What you need to know about Lisbon Fado
I had no interest in fado growing up. I thought it was either something older people (like my parents) listened to. Or something that the right-wing conservative upper-middle-class enjoyed.
I knew about its importance in the Portuguese music scene. I knew how much it was appreciated abroad as a world music gem. But it didn’t click with me.
That feeling everyone talked about just wasn’t there for me.
Then, in the Summer of 2014, before we moved to Portugal, Dhanish and I talked about local music. I wanted to show him what a guitarra Portuguesa (Portuguese guitar) sounded like.
I chose a video of Carlos Paredes playing “Verdes Anos,” something I actually enjoyed listening to (despite it being identified as fado).
Carlos was a Portuguese guitar musician and a perfect fit for the topic. When I started playing the video, I was floored.
I had tears in my eyes with every single chord. For the first time, I got it, and for the first time, I didn’t know how to explain it.
It could be because I was 8,000 miles away from my home country, but I’d rather believe it was because it finally made sense to me.
From sleazy bars in Mouraria to upper-class' favorite, to World Music hit
Fado is one of the most offbeat music genres in the country.
It started spontaneously, records say, in the bars streets of 19th Century Lisbon, sung by drunken sailors, thieves, and prostitutes. The scum of the capital city in the 1800s.
There was nothing intellectual about it. It wasn’t planned or created. It was simply a way for them to express their daily routines, concerns, and sorrows.
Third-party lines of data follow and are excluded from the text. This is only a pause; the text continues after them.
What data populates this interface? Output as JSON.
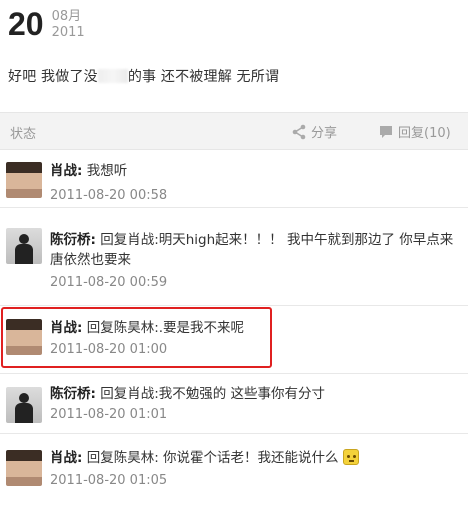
{
  "post": {
    "day": "20",
    "month": "08月",
    "year": "2011",
    "text_before": "好吧 我做了没",
    "text_after": "的事 还不被理解 无所谓"
  },
  "actions": {
    "status_label": "状态",
    "share_label": "分享",
    "reply_label": "回复(10)"
  },
  "comments": [
    {
      "author": "肖战:",
      "text": " 我想听",
      "time": "2011-08-20 00:58"
    },
    {
      "author": "陈衍桥:",
      "text": " 回复肖战:明天high起来！！！ 我中午就到那边了 你早点来 唐依然也要来",
      "time": "2011-08-20 00:59"
    },
    {
      "author": "肖战:",
      "text": " 回复陈昊林:.要是我不来呢",
      "time": "2011-08-20 01:00"
    },
    {
      "author": "陈衍桥:",
      "text": " 回复肖战:我不勉强的 这些事你有分寸",
      "time": "2011-08-20 01:01"
    },
    {
      "author": "肖战:",
      "text": " 回复陈昊林: 你说霍个话老！我还能说什么",
      "time": "2011-08-20 01:05"
    }
  ],
  "icons": {
    "share": "share-icon",
    "reply": "comment-icon",
    "emoji": "emoji-icon"
  }
}
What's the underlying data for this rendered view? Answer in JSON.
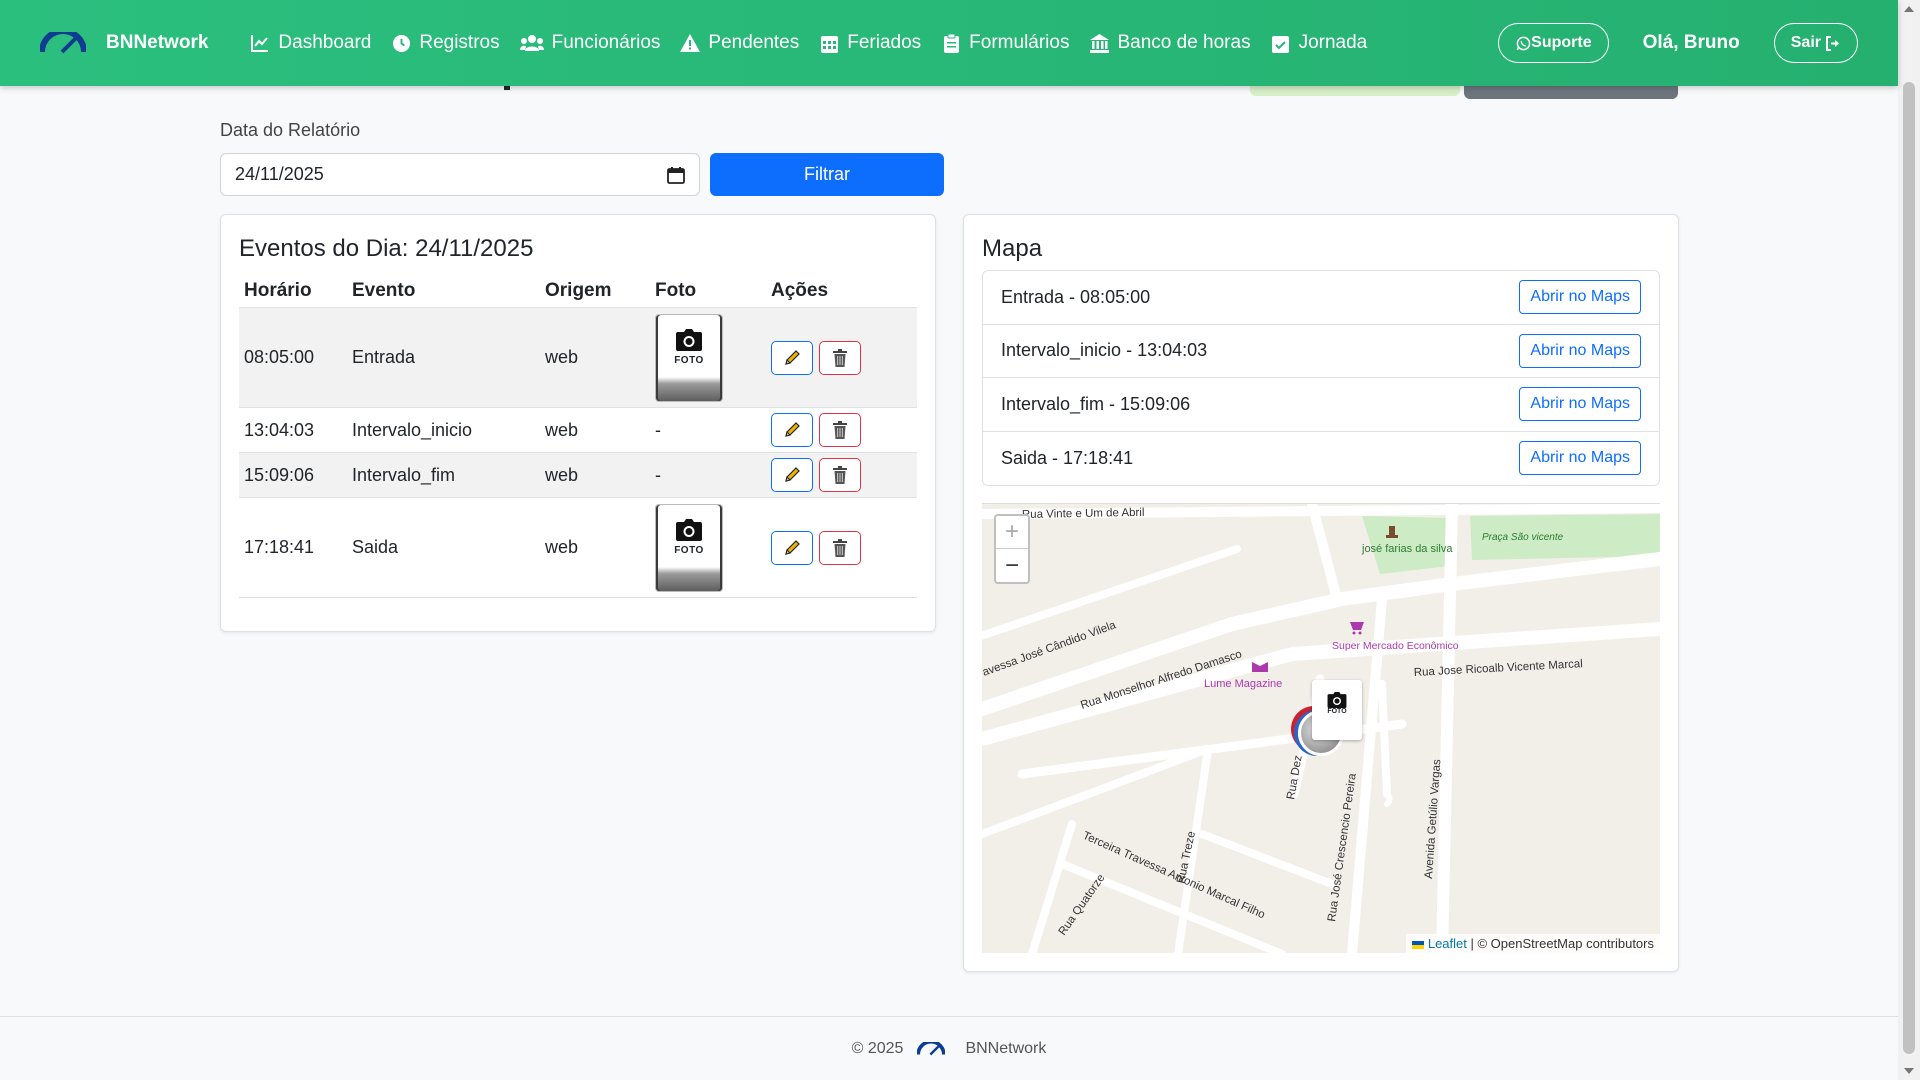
{
  "navbar": {
    "brand": "BNNetwork",
    "links": [
      {
        "label": "Dashboard",
        "icon": "chart-line-icon"
      },
      {
        "label": "Registros",
        "icon": "clock-icon"
      },
      {
        "label": "Funcionários",
        "icon": "users-icon"
      },
      {
        "label": "Pendentes",
        "icon": "warning-icon"
      },
      {
        "label": "Feriados",
        "icon": "calendar-icon"
      },
      {
        "label": "Formulários",
        "icon": "clipboard-icon"
      },
      {
        "label": "Banco de horas",
        "icon": "bank-icon"
      },
      {
        "label": "Jornada",
        "icon": "calendar-check-icon"
      }
    ],
    "support_label": "Suporte",
    "greeting": "Olá, Bruno",
    "logout_label": "Sair"
  },
  "filter": {
    "label": "Data do Relatório",
    "date_value": "24/11/2025",
    "button_label": "Filtrar"
  },
  "events": {
    "title": "Eventos do Dia: 24/11/2025",
    "columns": [
      "Horário",
      "Evento",
      "Origem",
      "Foto",
      "Ações"
    ],
    "photo_label": "FOTO",
    "rows": [
      {
        "time": "08:05:00",
        "event": "Entrada",
        "origin": "web",
        "photo": "FOTO",
        "no_photo": ""
      },
      {
        "time": "13:04:03",
        "event": "Intervalo_inicio",
        "origin": "web",
        "photo": "",
        "no_photo": "-"
      },
      {
        "time": "15:09:06",
        "event": "Intervalo_fim",
        "origin": "web",
        "photo": "",
        "no_photo": "-"
      },
      {
        "time": "17:18:41",
        "event": "Saida",
        "origin": "web",
        "photo": "FOTO",
        "no_photo": ""
      }
    ]
  },
  "map": {
    "title": "Mapa",
    "button_label": "Abrir no Maps",
    "items": [
      {
        "label": "Entrada - 08:05:00"
      },
      {
        "label": "Intervalo_inicio - 13:04:03"
      },
      {
        "label": "Intervalo_fim - 15:09:06"
      },
      {
        "label": "Saida - 17:18:41"
      }
    ],
    "zoom_in": "+",
    "zoom_out": "−",
    "attribution_link": "Leaflet",
    "attribution_text": " | © OpenStreetMap contributors",
    "marker_label": "FOTO",
    "streets": [
      "Rua Vinte e Um de Abril",
      "avessa José Cândido Vilela",
      "Rua Monselhor Alfredo Damasco",
      "Rua Jose Ricoalb Vicente Marcal",
      "Rua Dez",
      "Rua José Crescencio Pereira",
      "Avenida Getúlio Vargas",
      "Terceira Travessa Antonio Marcal Filho",
      "Rua Treze",
      "Rua Quatorze"
    ],
    "pois": {
      "jose_farias": "josé farias da silva",
      "praca": "Praça São vicente",
      "lume": "Lume Magazine",
      "super_mercado": "Super Mercado Econômico"
    }
  },
  "footer": {
    "copyright": "© 2025",
    "brand": "BNNetwork"
  },
  "colors": {
    "navbar": "#27b778",
    "primary": "#0d6efd",
    "danger": "#dc3545",
    "brand_logo": "#0d47a1"
  }
}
Music is a way to exorcise your demons, and it’s a different part of you at work. You can bend some rules, adopt a new personality.
However, I had never thought of Fado in this way, but that’s because I only knew half of the story.
The Fado I knew was the established art form: commercial, intellectual, loved by the wealthy upper-class. I thought it was overly patriotic and subversive.
I’m part of the so-called post-revolution generation. Anything that reminds me of that time of censorship when the “typically Portuguese” was used as political propaganda, doesn’t sit right with me.
Amalia Rodrigues was caught in this whirlwind at one point. On the one hand, she was the great Fado diva who made the genre famous abroad. On the other hand, she was seen as a symbol of the former dictatorship and what the regime stood for.
Despite her star quality, she was adored by everyone. She had a distinctive languishing way of singing that will be forever associated with Fado. And ultimately, she was the one who elevated Fado to the status of World Music hit in the 1990s.
UNESCO Intangible Cultural Heritage of Humanity
In 2011, the list of UNESCO Intangible Cultural Heritage of Humanity included Fado for the first time.
There was no need to put Fado on the map. Still, there was a need to define that music genre as something distinctive, despite cultural appropriation allegations. Assuming that Fado had an Arabic origin was controversial then.
Fado, as we know it, is typically Portuguese. Still, it’s also a beautiful combination of different influences, making it unique.
I think the definition on the UNESCO website is perfect and beautifully sums up what a cultural melting pot Portugal is and how Fado wonderfully expresses it: “a Portuguese multicultural synthesis of Afro-Brazilian sung dances, local traditional genres of song and dance, musical traditions from rural areas of the country brought by successive waves of internal immigration, and the cosmopolitan urban song patterns of the early nineteenth century.“
Fado is urban Lisbon
For those who doubt that Fado can be hip and modern, the Portuguese urban street artist Alexandre Farto (aka Vhils) created something beautiful in Alfama.
He is known for creating stone carvings, often in abandoned buildings. This time, he paired two traditions in a new piece: Fado and Portuguese calçada. He called the cobblestone pavement the oldest Portuguese street art.
Working together with Lisbon’s calceteiros (pavers), he created Amalia Rodrigues’ portrait in Portuguese calçada. I couldn’t think of a better way to make a statement and to pay tribute to Fado.
Resources to know more about Fado in Lisbon
I suggest you start with a visit to the Fado Museum. If you have the time, add a guided tour of the Amalia Rodrigues house in Sao Bento street.
You’ll learn about the background of the genre and improve your listening experience to live Fado music in one of the many Casas de fados in the city.
These Fado houses are small restaurants or taverns (tascas) with regular concerts performed by amateurs (singing fado vadio) and professionals.
Fado is not a music genre stuck in the past. It continues to grow and to evolve through the new generation of fadistas. They are aware of the genre’s roots and introduce new interpretations organically. It’s more about continuity (and evolution) than disruptiveness.
The genre is so important in Lisbon’s culture that it even has its own dedicated festival in September called Santa Casa Alfama.
It’s entirely dedicated to Fado. The venues are spread around Alfama, the historical quarter of the city most associated with this urban song.